Instructions to follow:
Pull every line containing the word "origin" from the records.

Input data:
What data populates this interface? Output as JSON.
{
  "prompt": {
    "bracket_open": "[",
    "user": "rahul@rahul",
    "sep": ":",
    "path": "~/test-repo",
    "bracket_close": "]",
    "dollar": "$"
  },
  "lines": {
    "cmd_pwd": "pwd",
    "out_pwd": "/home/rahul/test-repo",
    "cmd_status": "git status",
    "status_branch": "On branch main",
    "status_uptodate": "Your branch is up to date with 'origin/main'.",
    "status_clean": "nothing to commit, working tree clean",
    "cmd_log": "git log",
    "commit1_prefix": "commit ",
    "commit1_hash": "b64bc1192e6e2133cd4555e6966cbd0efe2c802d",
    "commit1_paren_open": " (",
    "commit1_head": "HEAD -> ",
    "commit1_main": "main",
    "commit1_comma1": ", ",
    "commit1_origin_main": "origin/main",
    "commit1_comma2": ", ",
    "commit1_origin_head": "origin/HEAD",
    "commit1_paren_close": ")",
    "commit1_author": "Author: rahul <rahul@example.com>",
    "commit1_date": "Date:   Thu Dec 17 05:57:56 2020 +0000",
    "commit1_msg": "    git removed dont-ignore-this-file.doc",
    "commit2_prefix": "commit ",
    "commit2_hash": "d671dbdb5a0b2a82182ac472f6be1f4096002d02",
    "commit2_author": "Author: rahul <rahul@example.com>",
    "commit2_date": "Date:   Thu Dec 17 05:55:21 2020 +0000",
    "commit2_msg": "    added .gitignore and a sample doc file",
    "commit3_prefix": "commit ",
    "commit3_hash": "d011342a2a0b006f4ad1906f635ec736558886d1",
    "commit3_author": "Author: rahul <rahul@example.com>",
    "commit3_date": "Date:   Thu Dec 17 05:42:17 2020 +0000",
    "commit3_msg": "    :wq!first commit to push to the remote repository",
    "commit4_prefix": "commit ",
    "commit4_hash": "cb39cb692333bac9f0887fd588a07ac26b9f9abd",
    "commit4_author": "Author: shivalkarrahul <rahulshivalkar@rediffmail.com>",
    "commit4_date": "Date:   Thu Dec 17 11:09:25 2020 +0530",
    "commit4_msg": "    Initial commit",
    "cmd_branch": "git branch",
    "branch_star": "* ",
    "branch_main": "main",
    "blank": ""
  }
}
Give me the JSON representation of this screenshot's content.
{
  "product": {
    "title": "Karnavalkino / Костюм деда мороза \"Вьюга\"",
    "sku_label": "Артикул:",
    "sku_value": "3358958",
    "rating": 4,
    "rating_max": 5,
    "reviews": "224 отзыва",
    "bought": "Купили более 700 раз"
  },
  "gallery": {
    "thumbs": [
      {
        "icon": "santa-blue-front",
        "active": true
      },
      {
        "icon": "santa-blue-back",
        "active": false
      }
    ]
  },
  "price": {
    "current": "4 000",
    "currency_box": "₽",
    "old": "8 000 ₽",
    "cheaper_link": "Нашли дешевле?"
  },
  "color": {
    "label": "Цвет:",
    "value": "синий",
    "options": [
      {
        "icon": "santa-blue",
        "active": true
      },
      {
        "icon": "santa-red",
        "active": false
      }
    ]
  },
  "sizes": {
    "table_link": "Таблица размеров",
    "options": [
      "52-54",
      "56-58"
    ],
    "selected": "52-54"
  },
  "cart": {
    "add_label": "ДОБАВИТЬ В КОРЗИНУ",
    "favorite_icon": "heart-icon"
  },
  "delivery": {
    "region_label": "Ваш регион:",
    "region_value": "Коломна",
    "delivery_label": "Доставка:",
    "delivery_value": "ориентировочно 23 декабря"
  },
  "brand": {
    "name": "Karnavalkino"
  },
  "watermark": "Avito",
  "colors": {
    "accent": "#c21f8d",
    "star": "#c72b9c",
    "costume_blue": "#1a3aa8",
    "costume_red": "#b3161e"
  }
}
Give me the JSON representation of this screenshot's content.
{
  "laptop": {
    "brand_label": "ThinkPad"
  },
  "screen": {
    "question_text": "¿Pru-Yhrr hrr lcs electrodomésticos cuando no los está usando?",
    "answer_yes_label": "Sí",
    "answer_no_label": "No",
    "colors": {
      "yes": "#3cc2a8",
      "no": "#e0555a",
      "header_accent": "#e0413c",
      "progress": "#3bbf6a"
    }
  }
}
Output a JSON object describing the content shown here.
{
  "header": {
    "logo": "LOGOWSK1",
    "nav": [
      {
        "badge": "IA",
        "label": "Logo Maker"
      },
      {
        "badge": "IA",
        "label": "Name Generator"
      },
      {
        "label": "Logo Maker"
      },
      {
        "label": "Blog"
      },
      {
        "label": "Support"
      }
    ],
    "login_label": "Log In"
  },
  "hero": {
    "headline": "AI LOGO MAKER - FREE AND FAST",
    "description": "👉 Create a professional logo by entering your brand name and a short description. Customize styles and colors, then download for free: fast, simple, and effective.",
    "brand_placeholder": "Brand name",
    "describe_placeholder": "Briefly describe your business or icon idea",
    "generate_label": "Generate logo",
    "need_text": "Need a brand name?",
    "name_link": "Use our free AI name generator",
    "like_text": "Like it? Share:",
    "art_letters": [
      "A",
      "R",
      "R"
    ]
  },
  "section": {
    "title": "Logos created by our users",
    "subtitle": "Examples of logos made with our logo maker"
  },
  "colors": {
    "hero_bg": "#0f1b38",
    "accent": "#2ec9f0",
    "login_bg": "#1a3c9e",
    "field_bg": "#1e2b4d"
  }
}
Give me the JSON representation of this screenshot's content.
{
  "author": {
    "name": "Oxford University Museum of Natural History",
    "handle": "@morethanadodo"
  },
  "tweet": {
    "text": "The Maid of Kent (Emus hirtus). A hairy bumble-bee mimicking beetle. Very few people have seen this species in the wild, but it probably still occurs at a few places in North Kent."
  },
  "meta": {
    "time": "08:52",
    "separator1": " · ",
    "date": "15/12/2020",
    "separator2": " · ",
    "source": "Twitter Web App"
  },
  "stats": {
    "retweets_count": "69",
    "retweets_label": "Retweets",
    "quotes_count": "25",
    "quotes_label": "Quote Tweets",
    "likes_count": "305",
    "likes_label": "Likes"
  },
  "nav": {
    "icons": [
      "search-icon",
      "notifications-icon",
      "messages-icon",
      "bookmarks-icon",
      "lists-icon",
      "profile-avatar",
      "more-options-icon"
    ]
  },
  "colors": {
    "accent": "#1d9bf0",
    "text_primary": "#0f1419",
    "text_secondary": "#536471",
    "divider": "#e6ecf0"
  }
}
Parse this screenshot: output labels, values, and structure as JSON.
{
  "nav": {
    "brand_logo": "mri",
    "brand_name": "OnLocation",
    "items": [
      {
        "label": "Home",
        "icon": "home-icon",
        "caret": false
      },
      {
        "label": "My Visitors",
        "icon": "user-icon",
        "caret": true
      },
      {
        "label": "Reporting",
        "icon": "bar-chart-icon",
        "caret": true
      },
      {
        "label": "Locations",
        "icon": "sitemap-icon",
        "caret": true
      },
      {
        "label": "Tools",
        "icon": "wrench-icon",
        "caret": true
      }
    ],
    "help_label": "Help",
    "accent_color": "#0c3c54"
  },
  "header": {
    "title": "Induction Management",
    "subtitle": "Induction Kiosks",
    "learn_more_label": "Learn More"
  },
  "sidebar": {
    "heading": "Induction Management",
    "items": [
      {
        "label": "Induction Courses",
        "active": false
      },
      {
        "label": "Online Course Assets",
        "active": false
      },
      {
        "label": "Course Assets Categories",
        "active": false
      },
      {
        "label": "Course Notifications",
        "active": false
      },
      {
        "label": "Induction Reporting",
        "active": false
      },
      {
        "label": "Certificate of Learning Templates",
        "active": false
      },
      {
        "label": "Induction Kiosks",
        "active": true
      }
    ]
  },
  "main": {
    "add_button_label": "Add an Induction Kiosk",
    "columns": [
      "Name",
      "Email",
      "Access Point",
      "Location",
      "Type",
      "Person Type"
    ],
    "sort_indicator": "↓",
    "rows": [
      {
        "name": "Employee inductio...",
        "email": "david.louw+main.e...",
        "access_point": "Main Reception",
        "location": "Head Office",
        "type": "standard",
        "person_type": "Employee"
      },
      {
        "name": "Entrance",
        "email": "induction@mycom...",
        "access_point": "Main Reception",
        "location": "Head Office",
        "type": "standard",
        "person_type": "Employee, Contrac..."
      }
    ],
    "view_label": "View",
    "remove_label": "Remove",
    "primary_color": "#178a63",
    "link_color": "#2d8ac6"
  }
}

Answer area:
    "status_uptodate": "Your branch is up to date with 'origin/main'.",
    "commit1_origin_main": "origin/main",
    "commit1_origin_head": "origin/HEAD",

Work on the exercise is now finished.